ARE YOU READY FOR THE BIF? - STAND AT EASE (BUT NOT FOR LONG)
The Queensland Minister for Works this week announced a deferment to the start of the next tranche of reforms in the Building Industry Fairness (Security of Payment) Act 2017 (Qld) (BIF Act). (Read them here >>)
Changes to payment claim and payment schedule processes ( here) were due to commence on 1 July 2018.
The minister announced that these changes will now commence on 17 December 2018.
Now you have an extra 24 weeks to understand the changes and make the necessary changes to you payment procedures (both payers and payees). Project Bank Accounts are likely to kick in soon after.
At the same time the Qld Government announced the Building Industry Fairness Reforms Implementation and Evaluation Panel to assess the implementation of the BIF Act, in particular an assessment of the success or otherwise of project bank accounts in the government sector. A discussion paper will also be released for industry consultation in the coming weeks.
These announcements, whilst they may have no connection, come at the same time as the release of the Federal Government’s “Murray Review” into Security of Payment laws in Australia with a view to recommending a best practice model for payment legislation across the nation.
Since the start of security of payment laws in NSW in 1999 a mixture of legislation was introduced around the country. Over time the State laws have diverged more as States have made different attempts to cover issues considered to address perceived faults or improve the legislation.
The the key findings are:-
Many of the State regimes are unduly complex.

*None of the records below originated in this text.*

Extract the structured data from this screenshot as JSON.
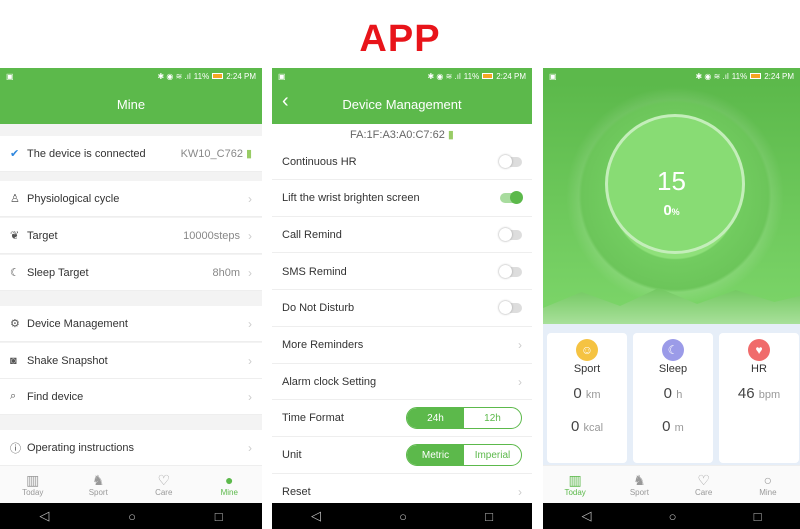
{
  "heading": "APP",
  "status": {
    "time": "2:24 PM",
    "battery": "11%"
  },
  "mine": {
    "title": "Mine",
    "connected": "The device is connected",
    "device": "KW10_C762",
    "items": [
      {
        "label": "Physiological cycle",
        "icon": "person-icon",
        "value": ""
      },
      {
        "label": "Target",
        "icon": "footprint-icon",
        "value": "10000steps"
      },
      {
        "label": "Sleep Target",
        "icon": "moon-icon",
        "value": "8h0m"
      },
      {
        "label": "Device Management",
        "icon": "gear-icon",
        "value": ""
      },
      {
        "label": "Shake Snapshot",
        "icon": "camera-icon",
        "value": ""
      },
      {
        "label": "Find device",
        "icon": "search-icon",
        "value": ""
      },
      {
        "label": "Operating instructions",
        "icon": "info-icon",
        "value": ""
      }
    ]
  },
  "device": {
    "title": "Device Management",
    "mac": "FA:1F:A3:A0:C7:62",
    "toggles": [
      {
        "label": "Continuous HR",
        "on": false
      },
      {
        "label": "Lift the wrist brighten screen",
        "on": true
      },
      {
        "label": "Call Remind",
        "on": false
      },
      {
        "label": "SMS Remind",
        "on": false
      },
      {
        "label": "Do Not Disturb",
        "on": false
      }
    ],
    "links": [
      "More Reminders",
      "Alarm clock Setting"
    ],
    "time_format": {
      "label": "Time Format",
      "options": [
        "24h",
        "12h"
      ],
      "selected": "24h"
    },
    "unit": {
      "label": "Unit",
      "options": [
        "Metric",
        "Imperial"
      ],
      "selected": "Metric"
    },
    "reset": "Reset"
  },
  "today": {
    "steps": "15",
    "percent": "0",
    "percent_unit": "%",
    "cards": [
      {
        "label": "Sport",
        "color": "#f5c342",
        "v1": "0",
        "u1": "km",
        "v2": "0",
        "u2": "kcal"
      },
      {
        "label": "Sleep",
        "color": "#9b9be8",
        "v1": "0",
        "u1": "h",
        "v2": "0",
        "u2": "m"
      },
      {
        "label": "HR",
        "color": "#f06b6b",
        "v1": "46",
        "u1": "bpm",
        "v2": "",
        "u2": ""
      }
    ]
  },
  "tabs": [
    "Today",
    "Sport",
    "Care",
    "Mine"
  ],
  "accent": "#5cb94b"
}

The appointment of adjudicators should be regulated.
Unfair contract terms and intimidation / retribution are still a problem
Late payment is still a major issue.
Some of the recommendations are:
Residential contracts should be included;
Payment Claims should be “endorsed” (My 2 cents: I don’t agree with this recommendation. Qld is about to drop this requirement, in my opinion, quite correctly. “Endorsing” a payment claim can signal that a dispute may be about to happen. Some contractors (even the biggest) have been known to coerce subcontractors into not “endorsing” payment claims. In my opinion, the payment claim / payment schedule process merely formalises the long-standing payment practice of invoice / claim > negotiation > payment, together with a time frame that reflects reasonable commercial business terms, in Queensland about 30 days from invoice to payment. The industry must be encouraged to adopt this process as “business as usual”, not as a precursor to a possible dispute. Not endorsing payment claims should also lead to better quality subcontractors claims, a big bonus for builders who spend a lot of time deciphering poor invoices),
The adjudication process should be rapid, but respondent’s should be able to apply for extensions of time to respond if the issues are complex. (My 2 cents - I’m a bit wary of this idea. It opens another door for tactical delay and does not encourage clients and contractors to be on top of their contract management. If contractors are up to date with instructions, variations and programming / extensions of time, they should be able to respond to a claim quickly and accurately. In my experience a lot of claims occur because contract management is delayed, sloppy or not maintained at all. Clients and contractors must learn to manage contracts properly and suffer the consequences if they don’t. If late payment is an issue this recommendation should not proceed).
The parties should be able to “agree” on an adjudicator. (My 2 cents - Another opening for agitating more dispute and delay. It will almost certainly lead to adjudicators ‘touting” for business on both sides of the ledger and parties ranking adjudicators for the best potential outcome. There does not seem to be any good reason for this idea, only bad outcomes. The system of nomination works perfectly well. If late payment is an issue this recommendation should not proceed).
Parties may be able to seek a review in some circumstances. (My 2 cents - This is another door for more delay and more expense resolving a payment dispute. The Courts are available to review aspects adjudication decisions relating to procedural fairness and other matters, and respondents can resolve contractual disputes through their contract or through the Courts. That is sufficient. We all need to keep in mind that adjudication of payment disputes is an interim measure to keep cash flowing. If parties rely on it to help resolve contractual disputes that is a good thing, since many adjudicators are experienced contract managers, but that is not a formal part of the process. If late payment is an issue this recommendation should not proceed).
Claimant’s moneys should be secured in cascading statutory trusts (similar to the Queensland “Project Bank Accounts” legislation. (My 2 cents - I was originally very reserved about this since I felt the extra administration would be a burden. However every subcontractor and supplier loves the idea. My feeling is, that with the technology available today the admin. burden should not be a big issue. Contractors, of course, will not be able to cross-fund projects from cash flow. We will almost certainly see some innovative funding solutions coming from the banks. It may also raise the question of "opening deposits" from clients, similar to residential contracts. Builders and subcontractors, however, will have to be diligent about maintaining contractual entitlement to payment, since it will become critical, not just a matter for negotiation. I also foresee more killer contracts clauses, as payers (clients, contractors and subcontractors) attempt to tighten up on entitlement provisions).
Supporting statements (stat declarations that all payments have been made) should be an essential precondition to payment. (My 2 cents - This will put more pressure on subcontractors to ensure they pay their employees and contractors; a very good thing).